| Records to process |

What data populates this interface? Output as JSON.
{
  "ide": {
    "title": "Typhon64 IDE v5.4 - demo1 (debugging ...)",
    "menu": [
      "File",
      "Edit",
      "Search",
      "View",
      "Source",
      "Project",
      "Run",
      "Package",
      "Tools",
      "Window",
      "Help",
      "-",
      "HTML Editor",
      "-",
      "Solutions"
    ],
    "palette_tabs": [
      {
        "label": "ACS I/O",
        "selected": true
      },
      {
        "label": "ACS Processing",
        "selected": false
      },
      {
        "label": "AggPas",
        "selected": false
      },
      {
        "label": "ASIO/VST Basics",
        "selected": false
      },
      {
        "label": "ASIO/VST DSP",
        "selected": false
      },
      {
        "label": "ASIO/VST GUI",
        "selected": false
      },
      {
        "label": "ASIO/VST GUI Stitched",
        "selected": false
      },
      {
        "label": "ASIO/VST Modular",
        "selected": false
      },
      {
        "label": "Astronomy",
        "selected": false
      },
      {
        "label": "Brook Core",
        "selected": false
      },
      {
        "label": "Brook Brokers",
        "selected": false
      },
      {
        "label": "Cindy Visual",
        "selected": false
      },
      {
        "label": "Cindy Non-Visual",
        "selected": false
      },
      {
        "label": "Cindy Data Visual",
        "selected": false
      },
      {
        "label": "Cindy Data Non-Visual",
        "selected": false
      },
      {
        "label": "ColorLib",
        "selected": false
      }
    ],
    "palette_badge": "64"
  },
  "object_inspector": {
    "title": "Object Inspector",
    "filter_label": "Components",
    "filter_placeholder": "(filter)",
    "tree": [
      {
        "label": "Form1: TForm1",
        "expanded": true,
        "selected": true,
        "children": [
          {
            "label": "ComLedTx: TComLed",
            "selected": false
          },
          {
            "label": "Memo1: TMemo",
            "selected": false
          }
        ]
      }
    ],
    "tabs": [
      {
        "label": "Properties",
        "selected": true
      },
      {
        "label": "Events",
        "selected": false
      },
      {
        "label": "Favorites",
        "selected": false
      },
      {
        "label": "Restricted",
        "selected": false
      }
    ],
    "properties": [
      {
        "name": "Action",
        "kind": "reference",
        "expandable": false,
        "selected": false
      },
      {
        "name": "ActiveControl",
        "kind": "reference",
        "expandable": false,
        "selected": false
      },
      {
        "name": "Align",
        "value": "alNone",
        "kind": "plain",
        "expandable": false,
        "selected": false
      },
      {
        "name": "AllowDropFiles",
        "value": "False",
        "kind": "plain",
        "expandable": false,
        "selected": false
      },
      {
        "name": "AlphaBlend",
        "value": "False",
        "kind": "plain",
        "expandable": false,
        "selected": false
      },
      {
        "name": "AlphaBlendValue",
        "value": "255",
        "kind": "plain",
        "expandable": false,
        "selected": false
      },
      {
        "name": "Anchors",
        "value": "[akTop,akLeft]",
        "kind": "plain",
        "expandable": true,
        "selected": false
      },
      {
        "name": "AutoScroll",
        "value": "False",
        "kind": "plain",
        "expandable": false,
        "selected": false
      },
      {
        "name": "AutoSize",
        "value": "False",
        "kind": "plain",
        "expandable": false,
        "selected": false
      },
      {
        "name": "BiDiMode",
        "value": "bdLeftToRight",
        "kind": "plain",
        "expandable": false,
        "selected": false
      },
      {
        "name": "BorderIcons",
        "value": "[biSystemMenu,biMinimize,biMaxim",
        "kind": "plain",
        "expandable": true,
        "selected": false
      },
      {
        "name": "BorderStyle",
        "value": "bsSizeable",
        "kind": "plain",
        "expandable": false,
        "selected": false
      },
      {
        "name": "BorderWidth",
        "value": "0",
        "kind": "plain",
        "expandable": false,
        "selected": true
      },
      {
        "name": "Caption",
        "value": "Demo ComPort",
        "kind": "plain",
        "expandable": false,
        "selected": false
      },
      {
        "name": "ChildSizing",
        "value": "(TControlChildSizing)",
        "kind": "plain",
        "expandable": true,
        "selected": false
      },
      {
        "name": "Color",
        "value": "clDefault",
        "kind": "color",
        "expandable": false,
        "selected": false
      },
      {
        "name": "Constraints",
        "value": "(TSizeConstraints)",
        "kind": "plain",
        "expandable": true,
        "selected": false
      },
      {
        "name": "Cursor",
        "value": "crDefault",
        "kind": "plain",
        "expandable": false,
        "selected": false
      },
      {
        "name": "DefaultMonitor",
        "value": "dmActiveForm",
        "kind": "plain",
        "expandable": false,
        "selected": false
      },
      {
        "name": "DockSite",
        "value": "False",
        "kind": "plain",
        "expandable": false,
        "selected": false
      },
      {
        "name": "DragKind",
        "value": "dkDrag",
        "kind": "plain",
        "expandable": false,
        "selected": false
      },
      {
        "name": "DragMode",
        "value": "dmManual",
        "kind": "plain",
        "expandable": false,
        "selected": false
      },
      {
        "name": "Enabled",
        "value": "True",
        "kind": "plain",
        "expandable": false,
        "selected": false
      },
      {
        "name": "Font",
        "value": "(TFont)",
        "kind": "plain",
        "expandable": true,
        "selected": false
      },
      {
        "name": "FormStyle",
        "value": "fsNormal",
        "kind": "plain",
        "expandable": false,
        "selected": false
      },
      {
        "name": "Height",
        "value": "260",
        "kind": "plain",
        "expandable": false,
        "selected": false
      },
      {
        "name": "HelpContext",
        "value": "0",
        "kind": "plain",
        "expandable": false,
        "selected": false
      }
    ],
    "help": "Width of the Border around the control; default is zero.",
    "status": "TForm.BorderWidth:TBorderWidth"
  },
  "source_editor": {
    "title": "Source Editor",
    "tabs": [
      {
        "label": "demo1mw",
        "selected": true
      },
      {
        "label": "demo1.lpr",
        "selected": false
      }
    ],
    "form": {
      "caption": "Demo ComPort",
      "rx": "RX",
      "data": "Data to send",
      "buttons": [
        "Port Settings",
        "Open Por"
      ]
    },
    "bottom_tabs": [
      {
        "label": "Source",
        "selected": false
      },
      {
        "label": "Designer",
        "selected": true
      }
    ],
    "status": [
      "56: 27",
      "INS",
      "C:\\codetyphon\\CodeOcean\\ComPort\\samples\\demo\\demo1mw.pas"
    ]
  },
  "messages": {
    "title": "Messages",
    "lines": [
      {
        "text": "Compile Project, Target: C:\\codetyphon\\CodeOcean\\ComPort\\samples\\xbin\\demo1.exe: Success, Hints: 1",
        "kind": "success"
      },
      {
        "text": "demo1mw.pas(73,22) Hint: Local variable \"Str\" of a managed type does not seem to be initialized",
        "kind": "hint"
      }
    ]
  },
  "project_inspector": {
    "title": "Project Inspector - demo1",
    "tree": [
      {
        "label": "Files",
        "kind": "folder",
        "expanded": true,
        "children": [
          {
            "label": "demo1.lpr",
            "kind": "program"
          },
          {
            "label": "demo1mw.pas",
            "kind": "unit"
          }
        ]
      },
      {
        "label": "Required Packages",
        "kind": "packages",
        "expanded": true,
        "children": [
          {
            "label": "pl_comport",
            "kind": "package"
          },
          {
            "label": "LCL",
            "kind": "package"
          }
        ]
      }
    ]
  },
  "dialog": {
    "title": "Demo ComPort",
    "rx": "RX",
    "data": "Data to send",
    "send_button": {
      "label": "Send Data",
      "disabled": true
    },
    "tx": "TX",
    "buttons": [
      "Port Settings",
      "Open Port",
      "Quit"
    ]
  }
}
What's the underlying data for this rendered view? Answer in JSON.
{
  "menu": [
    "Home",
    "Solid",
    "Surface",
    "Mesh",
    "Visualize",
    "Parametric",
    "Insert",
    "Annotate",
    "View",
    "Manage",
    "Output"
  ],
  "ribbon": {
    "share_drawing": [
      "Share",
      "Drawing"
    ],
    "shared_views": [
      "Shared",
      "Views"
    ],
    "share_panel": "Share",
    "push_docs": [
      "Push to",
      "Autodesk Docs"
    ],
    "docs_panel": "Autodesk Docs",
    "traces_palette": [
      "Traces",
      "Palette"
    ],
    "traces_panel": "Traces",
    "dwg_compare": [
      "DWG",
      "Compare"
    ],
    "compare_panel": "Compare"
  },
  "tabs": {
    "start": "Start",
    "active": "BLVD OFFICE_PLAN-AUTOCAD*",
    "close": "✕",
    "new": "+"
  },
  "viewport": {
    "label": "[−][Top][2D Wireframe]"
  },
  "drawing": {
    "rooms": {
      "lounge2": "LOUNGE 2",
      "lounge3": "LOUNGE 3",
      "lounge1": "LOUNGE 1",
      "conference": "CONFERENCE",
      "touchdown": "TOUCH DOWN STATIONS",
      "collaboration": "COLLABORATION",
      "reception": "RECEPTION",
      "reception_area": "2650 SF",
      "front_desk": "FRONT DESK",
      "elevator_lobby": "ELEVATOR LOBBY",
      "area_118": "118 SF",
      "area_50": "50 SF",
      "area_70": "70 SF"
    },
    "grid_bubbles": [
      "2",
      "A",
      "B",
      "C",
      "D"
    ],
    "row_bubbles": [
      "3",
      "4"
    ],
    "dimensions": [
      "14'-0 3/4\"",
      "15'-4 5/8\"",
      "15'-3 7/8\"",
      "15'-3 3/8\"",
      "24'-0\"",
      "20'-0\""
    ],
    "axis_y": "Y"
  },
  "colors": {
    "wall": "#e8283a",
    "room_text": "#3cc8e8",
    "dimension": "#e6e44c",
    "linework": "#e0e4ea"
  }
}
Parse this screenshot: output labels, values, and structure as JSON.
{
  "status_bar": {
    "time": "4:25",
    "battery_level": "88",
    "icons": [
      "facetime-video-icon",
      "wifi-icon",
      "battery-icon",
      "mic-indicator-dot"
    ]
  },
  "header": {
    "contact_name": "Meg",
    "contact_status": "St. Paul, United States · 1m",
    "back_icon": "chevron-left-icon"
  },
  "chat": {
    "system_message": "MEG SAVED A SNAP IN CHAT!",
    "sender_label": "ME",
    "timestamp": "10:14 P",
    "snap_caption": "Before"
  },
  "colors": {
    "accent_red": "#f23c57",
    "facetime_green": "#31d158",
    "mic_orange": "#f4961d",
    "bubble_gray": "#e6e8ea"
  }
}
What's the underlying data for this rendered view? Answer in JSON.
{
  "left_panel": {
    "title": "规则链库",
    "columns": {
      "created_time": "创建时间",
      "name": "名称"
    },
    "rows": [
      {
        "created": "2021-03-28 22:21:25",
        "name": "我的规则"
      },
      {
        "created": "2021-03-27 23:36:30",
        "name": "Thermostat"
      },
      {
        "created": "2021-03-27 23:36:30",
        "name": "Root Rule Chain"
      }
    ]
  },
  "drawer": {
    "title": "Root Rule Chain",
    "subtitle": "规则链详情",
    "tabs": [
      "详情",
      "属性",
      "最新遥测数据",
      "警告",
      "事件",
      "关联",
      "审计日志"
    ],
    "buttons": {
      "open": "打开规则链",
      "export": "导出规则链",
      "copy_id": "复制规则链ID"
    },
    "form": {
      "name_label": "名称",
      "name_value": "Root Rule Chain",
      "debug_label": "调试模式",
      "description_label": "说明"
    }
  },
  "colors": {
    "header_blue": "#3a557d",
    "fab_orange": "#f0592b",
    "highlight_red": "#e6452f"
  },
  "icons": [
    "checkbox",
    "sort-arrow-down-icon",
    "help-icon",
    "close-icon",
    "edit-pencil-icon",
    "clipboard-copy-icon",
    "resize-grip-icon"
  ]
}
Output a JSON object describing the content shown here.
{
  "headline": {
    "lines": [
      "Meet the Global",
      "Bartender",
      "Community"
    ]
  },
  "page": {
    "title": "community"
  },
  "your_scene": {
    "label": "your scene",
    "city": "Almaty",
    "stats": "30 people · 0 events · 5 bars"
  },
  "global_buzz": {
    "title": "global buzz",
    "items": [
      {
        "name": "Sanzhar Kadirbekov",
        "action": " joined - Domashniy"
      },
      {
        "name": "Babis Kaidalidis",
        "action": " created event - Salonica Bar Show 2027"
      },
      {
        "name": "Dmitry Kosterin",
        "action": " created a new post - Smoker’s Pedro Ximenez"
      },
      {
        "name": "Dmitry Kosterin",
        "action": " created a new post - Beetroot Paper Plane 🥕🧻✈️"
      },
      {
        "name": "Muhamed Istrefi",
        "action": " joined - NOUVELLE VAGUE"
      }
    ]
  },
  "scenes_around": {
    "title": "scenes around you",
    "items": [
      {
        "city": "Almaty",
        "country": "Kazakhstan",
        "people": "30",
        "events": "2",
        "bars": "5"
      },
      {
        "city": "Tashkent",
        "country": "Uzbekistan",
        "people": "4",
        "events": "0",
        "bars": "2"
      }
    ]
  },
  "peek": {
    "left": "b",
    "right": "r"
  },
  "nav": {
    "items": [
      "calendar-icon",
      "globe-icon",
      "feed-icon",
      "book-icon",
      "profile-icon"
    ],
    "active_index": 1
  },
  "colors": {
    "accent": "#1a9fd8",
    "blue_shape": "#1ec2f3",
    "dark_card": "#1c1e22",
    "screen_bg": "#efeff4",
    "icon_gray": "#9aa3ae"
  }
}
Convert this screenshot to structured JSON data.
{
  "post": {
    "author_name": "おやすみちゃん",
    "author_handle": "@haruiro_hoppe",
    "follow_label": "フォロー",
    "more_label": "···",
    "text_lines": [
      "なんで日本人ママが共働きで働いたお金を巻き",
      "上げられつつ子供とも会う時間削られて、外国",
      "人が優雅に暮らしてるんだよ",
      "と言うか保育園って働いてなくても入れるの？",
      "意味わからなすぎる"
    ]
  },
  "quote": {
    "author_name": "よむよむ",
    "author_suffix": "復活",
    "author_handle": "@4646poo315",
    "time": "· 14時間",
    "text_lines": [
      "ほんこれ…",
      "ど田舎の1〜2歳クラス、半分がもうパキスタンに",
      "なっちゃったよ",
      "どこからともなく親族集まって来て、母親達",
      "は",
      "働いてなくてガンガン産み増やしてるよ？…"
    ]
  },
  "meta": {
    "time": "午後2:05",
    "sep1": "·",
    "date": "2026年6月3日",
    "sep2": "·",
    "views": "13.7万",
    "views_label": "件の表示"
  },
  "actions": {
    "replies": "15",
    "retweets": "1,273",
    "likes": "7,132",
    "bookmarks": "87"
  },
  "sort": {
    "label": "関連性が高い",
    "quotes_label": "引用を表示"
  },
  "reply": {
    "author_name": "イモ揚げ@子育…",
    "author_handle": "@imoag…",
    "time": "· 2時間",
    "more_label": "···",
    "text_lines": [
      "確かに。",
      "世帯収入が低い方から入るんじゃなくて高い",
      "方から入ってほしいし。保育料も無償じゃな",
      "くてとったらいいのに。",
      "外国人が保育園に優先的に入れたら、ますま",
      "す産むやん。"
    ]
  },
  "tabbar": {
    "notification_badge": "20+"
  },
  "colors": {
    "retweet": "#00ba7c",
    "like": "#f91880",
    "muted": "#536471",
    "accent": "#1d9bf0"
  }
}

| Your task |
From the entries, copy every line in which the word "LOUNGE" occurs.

| Response area |
      "lounge2": "LOUNGE 2",
      "lounge3": "LOUNGE 3",
      "lounge1": "LOUNGE 1",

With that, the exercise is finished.